Indeed, there’s something to be said for those musicians who remain determined to keep the brand alive. Most are well into their 60s and 70s, with a handful still working the boards at age 80. While the once youthful exuberance of rock and roll might one have considered senior status at odds with its passion and purpose, it’s certainly not the case now amongst those who cling to their love of that original mantra and have aged into senior status without abandoning their initial zeal or enthusiasm.
The most dramatic proof of that premise may have come in the form of Cheech and Chong, whose anti authoritative routines and reefer toking obsession remain as unbridled as ever.

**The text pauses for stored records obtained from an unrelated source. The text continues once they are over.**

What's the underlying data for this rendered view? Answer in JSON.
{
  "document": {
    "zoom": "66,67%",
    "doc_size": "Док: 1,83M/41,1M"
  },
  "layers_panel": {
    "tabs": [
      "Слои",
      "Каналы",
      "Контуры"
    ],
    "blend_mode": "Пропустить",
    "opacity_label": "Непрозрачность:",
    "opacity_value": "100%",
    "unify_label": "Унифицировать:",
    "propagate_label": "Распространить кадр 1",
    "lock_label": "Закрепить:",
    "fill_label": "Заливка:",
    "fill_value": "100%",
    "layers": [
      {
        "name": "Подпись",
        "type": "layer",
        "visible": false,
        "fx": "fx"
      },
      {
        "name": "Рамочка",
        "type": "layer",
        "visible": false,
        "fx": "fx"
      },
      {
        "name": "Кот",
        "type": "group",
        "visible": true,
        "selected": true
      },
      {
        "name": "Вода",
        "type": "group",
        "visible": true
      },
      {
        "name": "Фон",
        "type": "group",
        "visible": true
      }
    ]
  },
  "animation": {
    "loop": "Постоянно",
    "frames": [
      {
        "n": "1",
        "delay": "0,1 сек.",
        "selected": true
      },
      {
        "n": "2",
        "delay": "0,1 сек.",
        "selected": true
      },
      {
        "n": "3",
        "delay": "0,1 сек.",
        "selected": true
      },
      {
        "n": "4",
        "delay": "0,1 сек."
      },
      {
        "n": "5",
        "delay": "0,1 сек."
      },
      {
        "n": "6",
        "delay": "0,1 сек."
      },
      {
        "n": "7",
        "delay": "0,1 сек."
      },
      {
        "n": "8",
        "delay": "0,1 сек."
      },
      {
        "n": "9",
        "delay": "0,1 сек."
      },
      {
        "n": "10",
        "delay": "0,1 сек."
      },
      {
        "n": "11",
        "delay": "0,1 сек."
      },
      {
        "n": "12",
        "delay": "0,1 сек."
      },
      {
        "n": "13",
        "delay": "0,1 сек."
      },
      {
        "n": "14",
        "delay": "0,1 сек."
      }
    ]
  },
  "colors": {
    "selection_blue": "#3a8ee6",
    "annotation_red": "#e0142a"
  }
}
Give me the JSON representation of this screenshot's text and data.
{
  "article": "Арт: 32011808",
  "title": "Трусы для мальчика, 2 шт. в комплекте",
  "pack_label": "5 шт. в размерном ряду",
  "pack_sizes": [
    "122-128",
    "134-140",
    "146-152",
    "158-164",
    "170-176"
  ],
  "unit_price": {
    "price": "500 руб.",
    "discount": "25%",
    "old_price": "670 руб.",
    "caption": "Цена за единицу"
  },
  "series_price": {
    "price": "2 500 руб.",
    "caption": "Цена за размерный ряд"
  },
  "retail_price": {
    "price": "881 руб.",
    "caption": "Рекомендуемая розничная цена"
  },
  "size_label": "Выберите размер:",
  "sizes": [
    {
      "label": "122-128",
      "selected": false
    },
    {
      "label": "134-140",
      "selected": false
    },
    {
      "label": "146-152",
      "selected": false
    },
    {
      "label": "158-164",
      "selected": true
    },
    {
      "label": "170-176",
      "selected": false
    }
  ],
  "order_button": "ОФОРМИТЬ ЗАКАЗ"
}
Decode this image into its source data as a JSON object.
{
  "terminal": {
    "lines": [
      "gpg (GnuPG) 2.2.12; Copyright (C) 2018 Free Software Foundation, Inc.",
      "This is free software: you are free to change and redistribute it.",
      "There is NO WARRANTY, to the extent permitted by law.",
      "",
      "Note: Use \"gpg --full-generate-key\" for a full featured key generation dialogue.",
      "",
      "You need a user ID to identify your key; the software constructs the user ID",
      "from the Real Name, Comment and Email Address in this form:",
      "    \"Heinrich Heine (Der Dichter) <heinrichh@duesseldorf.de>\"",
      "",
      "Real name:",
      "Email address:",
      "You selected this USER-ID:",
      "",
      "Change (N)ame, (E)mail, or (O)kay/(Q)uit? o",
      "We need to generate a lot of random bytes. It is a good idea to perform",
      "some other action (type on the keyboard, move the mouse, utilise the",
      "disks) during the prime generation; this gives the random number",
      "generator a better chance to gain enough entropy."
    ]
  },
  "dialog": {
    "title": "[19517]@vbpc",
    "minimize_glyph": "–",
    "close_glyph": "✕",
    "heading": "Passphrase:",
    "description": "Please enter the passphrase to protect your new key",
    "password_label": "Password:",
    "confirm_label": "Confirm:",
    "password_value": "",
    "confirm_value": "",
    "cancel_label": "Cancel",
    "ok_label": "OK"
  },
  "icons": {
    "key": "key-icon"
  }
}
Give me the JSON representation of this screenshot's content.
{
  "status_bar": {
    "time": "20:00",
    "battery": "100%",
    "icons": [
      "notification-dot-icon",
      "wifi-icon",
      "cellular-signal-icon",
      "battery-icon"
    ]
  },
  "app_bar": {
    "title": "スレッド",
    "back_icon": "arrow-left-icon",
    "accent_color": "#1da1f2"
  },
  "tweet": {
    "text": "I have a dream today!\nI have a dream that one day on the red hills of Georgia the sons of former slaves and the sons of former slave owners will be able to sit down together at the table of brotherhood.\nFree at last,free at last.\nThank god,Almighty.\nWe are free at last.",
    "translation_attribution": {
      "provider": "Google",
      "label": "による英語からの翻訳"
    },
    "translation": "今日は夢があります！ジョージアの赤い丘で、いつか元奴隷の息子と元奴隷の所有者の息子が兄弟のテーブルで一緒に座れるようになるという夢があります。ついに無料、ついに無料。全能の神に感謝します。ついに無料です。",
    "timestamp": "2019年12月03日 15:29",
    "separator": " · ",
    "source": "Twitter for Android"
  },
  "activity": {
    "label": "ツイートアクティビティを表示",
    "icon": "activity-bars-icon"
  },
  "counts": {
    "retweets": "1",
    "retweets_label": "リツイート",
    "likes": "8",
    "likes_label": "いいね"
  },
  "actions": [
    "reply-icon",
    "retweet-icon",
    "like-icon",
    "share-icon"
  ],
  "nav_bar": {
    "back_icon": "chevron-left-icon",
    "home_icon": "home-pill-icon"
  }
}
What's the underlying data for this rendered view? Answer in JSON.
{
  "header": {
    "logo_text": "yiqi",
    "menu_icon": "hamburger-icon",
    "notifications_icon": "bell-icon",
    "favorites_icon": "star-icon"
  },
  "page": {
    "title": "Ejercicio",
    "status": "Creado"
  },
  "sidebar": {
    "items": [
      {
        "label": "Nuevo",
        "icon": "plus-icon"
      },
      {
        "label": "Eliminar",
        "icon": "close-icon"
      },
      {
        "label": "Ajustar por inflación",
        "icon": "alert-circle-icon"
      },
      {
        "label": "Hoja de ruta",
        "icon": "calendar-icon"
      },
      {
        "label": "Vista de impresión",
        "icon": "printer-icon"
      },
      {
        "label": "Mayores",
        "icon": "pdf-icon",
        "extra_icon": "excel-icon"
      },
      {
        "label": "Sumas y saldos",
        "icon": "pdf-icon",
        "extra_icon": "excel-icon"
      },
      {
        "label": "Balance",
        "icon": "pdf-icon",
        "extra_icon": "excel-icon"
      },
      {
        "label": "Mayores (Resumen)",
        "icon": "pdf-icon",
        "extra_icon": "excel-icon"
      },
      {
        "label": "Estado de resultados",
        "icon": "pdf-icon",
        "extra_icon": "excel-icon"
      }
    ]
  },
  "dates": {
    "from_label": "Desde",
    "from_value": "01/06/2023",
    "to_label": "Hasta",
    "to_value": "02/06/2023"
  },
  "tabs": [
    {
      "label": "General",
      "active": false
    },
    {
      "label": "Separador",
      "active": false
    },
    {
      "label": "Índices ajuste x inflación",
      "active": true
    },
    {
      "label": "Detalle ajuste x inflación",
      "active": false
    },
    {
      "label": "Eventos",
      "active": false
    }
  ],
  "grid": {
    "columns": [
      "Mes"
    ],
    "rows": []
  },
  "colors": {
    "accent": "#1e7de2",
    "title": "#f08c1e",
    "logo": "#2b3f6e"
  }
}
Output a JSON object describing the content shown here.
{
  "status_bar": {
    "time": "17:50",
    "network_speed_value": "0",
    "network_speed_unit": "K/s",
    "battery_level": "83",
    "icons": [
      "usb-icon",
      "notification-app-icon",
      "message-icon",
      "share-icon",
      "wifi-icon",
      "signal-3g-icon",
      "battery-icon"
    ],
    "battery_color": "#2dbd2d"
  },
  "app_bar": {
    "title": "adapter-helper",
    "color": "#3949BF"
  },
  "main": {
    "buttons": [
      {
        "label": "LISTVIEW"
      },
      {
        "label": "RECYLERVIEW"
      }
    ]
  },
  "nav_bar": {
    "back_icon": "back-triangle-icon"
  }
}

In fact, there were some in the audience whose attitudes seem to have distanced them from that irreverent humor, as indicated by a less than full house for their second show.
On the other hand, the cruise’s celebrity host Peter Asher was so amiable and accessible that he came across like an old chum, offering anecdotes, songs and photos recounting his part in the British Invasion as part of the hit duo Peter and Gordon, his connections with the Beatles and his key role as producer and talent scout during the initial days of Apple Records. Charming and debonair, he seemed to be everywhere -- introducing the acts, sitting in during the shows and generally taking time to talk with fans and recount his more than 50 year career which still remains active even now.
As for the audience, suffice it to say that the enthusiasm and good vibes were equally in abundance. Tie-die was the everyday garb, often accompanied by dangling peace signs, headbands and other accoutrement that enhanced the vintage apparel. Theme nights took that trend several steps further, encouraging folks to dress like a favorite rock star or don bellbottoms that likely have been sitting in the closet for decades and then dusted off especially for this occasion. Granted, walkers, canes and electric wheelchairs were evident as well, but the number of enthusiastic dancers reflected the fact that even among seniors, energy and enthusiasm easily overcame any of the maladies or missteps that often accompany age.
Consequently, there’s something heartening about The Flower Power Cruise and the fact that it’s able to rekindle such youthful exuberance, the musical memories and not least of all, the feeling of comradery and and connection that was, after all, an integral part of the youthful culture so seeped in the ‘60s. Passengers could rejoice in the fact that they were again able to share a common bond and celebrate something that had once united a generation so long ago. It was no small coincidence that Flower Power took place over a few months prior to the 50th anniversary of Woodstock, and indeed, the photos that adorned the pool deck served to rekindle that experience as well. Not surprisingly, the couple that was pictured embraced in a blanket on the cover of the Woodstock soundtrack was also onboard, a permanent part of history that created an iconic image all their own.
Ultimately, The Flower Power Cruise provides a remarkable experience, not only for the sights and sounds, but also for the opportunity to embrace a time and place that may be decades past but still a vital and reassuring memory as well. The meets and greets with the artists, the chance shipboard encounters, the making of new friends... all of it contributed to that eternal embrace, and the ongoing optimism that accompanies it as well. Everyone ages, but as this particular outing often proved, attitude and enthusiasm never go out of style.